(Items from an interface collection)
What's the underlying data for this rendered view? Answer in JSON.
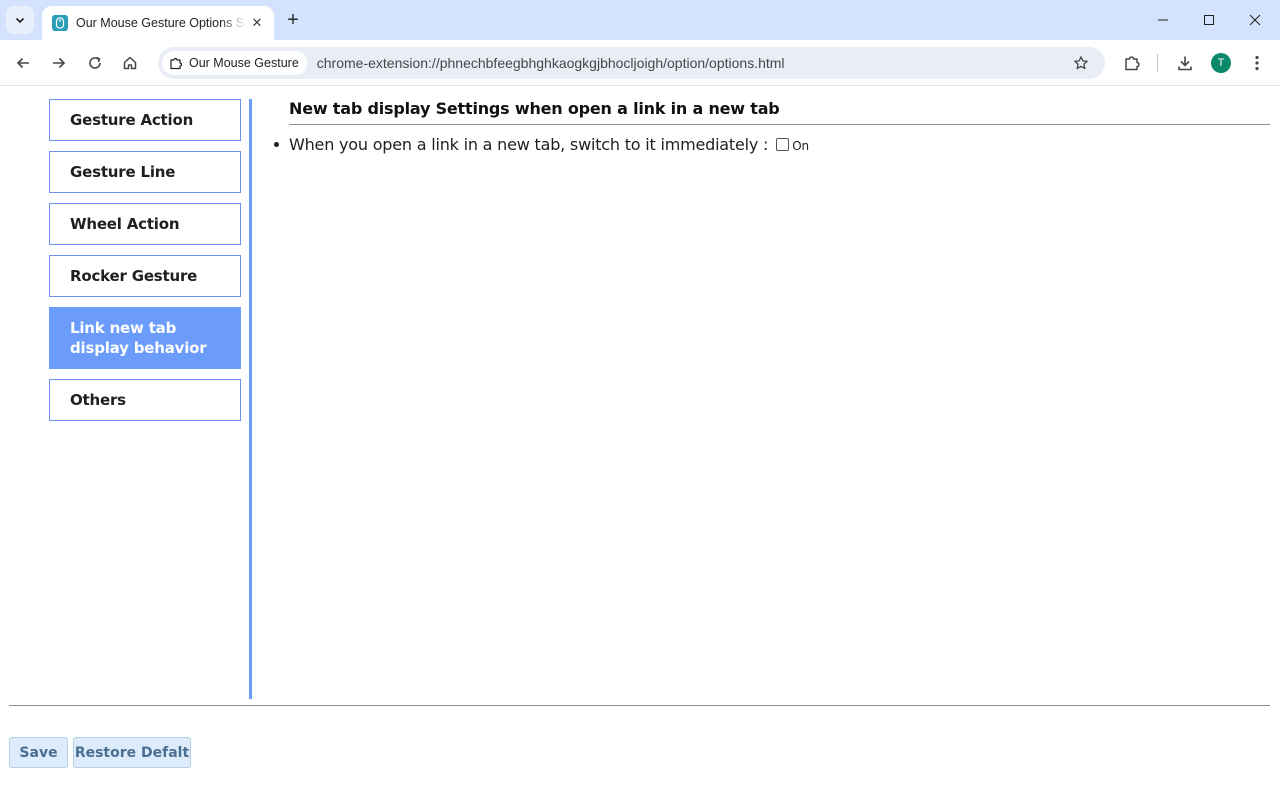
{
  "browser": {
    "tab": {
      "title": "Our Mouse Gesture Options Settings"
    },
    "omnibox": {
      "site_chip": "Our Mouse Gesture",
      "url": "chrome-extension://phnechbfeegbhghkaogkgjbhocljoigh/option/options.html"
    },
    "profile_initial": "T"
  },
  "sidebar": {
    "items": [
      {
        "label": "Gesture Action",
        "active": false
      },
      {
        "label": "Gesture Line",
        "active": false
      },
      {
        "label": "Wheel Action",
        "active": false
      },
      {
        "label": "Rocker Gesture",
        "active": false
      },
      {
        "label": "Link new tab display behavior",
        "active": true
      },
      {
        "label": "Others",
        "active": false
      }
    ]
  },
  "main": {
    "section_title": "New tab display Settings when open a link in a new tab",
    "options": [
      {
        "label": "When you open a link in a new tab, switch to it immediately :",
        "checkbox_label": "On",
        "checked": false
      }
    ]
  },
  "footer": {
    "save_label": "Save",
    "restore_label": "Restore Defalt"
  },
  "colors": {
    "accent": "#6b9cfc",
    "titlebar": "#d3e3fd",
    "button_bg": "#dcecfb",
    "button_text": "#4a6f93"
  }
}
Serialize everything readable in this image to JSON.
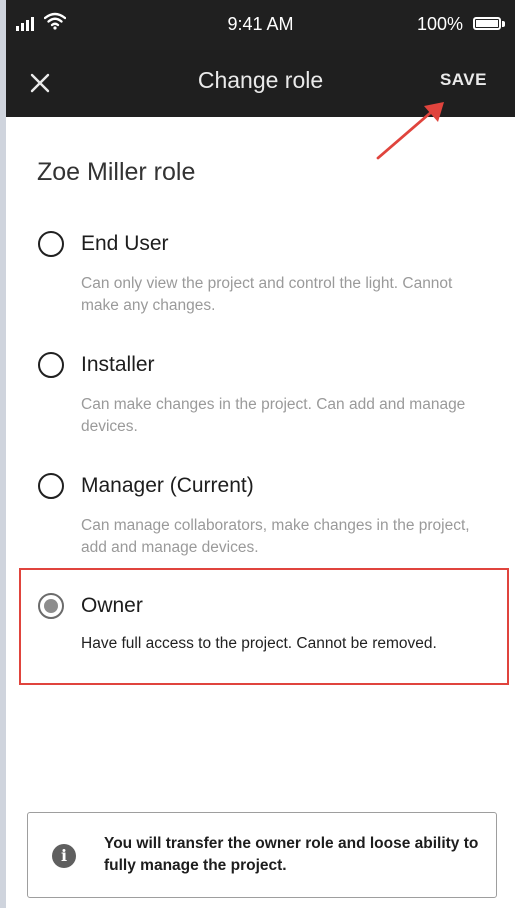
{
  "status_bar": {
    "time": "9:41 AM",
    "battery": "100%",
    "icons": [
      "signal-icon",
      "wifi-icon",
      "battery-icon"
    ]
  },
  "app_bar": {
    "close_icon": "close-icon",
    "title": "Change role",
    "save_label": "SAVE"
  },
  "role_section": {
    "title": "Zoe Miller role",
    "options": [
      {
        "label": "End User",
        "description": "Can only view the project and control the light. Cannot make any changes.",
        "selected": false
      },
      {
        "label": "Installer",
        "description": "Can make changes in the project. Can add and manage devices.",
        "selected": false
      },
      {
        "label": "Manager (Current)",
        "description": "Can manage collaborators, make changes in the project, add and manage devices.",
        "selected": false
      },
      {
        "label": "Owner",
        "description": "Have full access to the project. Cannot be removed.",
        "selected": true
      }
    ]
  },
  "info_banner": {
    "icon": "info-icon",
    "text": "You will transfer the owner role and loose ability to fully manage the project."
  },
  "annotations": {
    "accent_color": "#e0443d"
  }
}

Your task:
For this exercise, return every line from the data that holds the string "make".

Solved problem:
        "description": "Can only view the project and control the light. Cannot make any changes.",
        "description": "Can make changes in the project. Can add and manage devices.",
        "description": "Can manage collaborators, make changes in the project, add and manage devices.",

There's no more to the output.